The use of organization changes quantitatively and qualitatively during adulthood. Organization into categories is typically based on similarity relations which are in turn based on the comparison of object features; therefore, the impact of the featural representation of objects on similarity perception was examined. Groups of younger and older adults of comparable verbal ability generated descriptions of twelve objects from one of two taxonomic categories and then rated the similarity of all possible pairs of the twelve objects. Minimal age differences were found in the qualitative types of features used to describe objects. The relationship between these featural descriptions and similarity judgements, on the other hand, was found to change somewhat with age. Measures of common and distinctive features predicted substantial percentages of the variance in similarity ratings for both age groups, though these variables accounted for more variance in the similarity ratings of the younger group. The significant predictors of similarity ratings included relatively more perceptual feature measures for younger adults, but relatively more function-related feature measures for older adults. Also, older adults depended relatively more on distinctive features in making their similarity judgements.
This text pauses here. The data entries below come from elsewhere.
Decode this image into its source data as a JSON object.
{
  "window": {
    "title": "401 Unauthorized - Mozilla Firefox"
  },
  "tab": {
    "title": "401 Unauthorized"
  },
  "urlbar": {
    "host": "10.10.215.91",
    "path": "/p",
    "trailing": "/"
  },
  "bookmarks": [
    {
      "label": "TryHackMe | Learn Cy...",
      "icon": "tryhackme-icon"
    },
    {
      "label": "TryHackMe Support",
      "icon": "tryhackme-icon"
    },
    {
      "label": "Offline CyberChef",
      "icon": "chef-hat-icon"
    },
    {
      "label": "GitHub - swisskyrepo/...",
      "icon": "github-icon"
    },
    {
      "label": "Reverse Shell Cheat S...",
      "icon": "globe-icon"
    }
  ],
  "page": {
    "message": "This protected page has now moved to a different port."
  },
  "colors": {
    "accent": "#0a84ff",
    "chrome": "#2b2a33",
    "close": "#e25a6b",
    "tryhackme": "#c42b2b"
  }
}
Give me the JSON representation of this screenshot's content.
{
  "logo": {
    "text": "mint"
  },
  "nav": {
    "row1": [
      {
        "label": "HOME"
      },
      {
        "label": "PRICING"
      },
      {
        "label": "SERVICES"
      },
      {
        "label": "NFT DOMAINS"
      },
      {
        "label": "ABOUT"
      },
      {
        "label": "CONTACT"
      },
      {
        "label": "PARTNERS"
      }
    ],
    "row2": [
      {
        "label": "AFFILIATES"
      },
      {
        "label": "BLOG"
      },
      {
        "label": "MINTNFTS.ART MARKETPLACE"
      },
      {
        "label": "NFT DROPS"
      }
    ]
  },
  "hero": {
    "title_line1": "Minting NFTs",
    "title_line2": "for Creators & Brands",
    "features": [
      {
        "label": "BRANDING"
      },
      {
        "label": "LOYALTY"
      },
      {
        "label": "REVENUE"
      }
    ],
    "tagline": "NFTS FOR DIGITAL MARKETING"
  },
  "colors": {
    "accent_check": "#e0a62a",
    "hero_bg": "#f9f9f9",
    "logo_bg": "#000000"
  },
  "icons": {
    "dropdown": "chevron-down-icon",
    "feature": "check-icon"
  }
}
ASJC Scopus subject areas
- Arts and Humanities (miscellaneous)
- Geriatrics and Gerontology